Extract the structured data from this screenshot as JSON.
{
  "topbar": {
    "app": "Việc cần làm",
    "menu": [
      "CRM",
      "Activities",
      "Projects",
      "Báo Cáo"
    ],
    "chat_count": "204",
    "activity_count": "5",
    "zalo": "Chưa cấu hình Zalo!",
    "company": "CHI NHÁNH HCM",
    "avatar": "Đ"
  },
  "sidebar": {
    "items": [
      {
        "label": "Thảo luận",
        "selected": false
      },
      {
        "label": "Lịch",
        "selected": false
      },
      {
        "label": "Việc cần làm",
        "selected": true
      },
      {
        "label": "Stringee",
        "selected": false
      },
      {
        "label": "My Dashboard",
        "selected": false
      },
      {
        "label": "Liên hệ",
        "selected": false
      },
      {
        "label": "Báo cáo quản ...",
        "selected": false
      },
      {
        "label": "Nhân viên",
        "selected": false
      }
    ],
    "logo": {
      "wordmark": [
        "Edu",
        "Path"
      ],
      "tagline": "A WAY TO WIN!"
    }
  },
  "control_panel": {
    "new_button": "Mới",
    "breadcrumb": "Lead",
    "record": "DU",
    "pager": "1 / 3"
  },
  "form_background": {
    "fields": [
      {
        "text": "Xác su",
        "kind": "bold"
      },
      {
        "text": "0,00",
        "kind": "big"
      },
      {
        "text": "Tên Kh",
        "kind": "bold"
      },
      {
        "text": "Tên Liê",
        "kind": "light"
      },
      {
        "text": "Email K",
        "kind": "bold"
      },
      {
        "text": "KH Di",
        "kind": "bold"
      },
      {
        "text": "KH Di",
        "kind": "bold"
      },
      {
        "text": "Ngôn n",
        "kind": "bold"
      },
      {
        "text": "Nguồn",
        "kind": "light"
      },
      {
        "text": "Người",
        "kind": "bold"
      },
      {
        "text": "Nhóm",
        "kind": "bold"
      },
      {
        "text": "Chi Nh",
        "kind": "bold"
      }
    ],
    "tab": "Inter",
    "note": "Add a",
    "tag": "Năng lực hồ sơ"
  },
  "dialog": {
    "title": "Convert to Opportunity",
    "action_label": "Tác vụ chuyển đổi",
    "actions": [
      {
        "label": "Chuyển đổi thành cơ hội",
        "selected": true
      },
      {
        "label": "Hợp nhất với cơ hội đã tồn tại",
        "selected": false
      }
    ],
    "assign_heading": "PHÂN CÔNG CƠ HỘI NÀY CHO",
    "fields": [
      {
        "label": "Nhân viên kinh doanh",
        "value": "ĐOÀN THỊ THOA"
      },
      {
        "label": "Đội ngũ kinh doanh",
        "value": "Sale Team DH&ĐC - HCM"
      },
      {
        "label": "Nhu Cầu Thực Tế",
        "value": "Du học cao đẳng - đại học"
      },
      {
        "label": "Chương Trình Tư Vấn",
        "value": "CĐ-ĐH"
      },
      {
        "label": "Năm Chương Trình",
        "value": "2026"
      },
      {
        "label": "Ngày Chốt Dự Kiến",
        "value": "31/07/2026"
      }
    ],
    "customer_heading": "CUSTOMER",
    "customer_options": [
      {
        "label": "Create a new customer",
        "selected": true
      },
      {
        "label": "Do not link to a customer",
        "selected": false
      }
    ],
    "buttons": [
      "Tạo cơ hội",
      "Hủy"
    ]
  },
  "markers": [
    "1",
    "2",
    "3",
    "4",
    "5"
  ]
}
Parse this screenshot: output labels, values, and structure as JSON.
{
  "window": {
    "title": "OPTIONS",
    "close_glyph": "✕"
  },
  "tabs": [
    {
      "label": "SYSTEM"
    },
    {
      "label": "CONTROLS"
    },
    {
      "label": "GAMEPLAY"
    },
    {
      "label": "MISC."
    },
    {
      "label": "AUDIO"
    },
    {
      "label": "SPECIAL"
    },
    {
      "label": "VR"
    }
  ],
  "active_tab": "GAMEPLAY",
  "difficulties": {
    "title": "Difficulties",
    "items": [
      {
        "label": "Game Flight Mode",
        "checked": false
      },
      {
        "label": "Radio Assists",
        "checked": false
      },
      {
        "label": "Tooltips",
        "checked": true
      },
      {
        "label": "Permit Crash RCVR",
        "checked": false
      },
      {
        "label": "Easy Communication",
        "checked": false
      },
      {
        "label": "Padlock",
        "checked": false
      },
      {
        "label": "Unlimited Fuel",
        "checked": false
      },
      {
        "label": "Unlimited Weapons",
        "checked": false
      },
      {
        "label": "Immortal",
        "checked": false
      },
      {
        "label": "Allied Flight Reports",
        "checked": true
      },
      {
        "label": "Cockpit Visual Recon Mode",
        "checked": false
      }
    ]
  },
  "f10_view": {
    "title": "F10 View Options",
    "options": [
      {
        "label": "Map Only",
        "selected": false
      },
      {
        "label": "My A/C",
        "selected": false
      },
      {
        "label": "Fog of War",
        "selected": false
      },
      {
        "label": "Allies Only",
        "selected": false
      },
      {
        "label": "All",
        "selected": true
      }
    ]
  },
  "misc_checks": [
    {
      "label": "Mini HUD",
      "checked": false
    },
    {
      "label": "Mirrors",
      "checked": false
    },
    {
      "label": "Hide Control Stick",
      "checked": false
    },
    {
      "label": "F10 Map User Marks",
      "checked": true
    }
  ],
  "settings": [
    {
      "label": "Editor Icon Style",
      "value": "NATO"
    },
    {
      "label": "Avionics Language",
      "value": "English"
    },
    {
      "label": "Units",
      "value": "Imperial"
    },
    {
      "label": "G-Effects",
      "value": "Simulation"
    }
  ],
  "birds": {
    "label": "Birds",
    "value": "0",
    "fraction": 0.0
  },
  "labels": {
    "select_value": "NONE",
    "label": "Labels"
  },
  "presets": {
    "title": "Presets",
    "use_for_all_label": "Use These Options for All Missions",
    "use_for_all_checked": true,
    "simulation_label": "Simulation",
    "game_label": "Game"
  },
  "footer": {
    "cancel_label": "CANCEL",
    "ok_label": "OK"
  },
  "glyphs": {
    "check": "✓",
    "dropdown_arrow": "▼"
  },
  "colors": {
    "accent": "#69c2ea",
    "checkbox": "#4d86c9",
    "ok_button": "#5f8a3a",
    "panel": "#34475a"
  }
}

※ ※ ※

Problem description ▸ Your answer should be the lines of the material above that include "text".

Solution to the exercise ▸
        "text": "Xác su",
        "text": "0,00",
        "text": "Tên Kh",
        "text": "Tên Liê",
        "text": "Email K",
        "text": "KH Di",
        "text": "KH Di",
        "text": "Ngôn n",
        "text": "Nguồn",
        "text": "Người",
        "text": "Nhóm",
        "text": "Chi Nh",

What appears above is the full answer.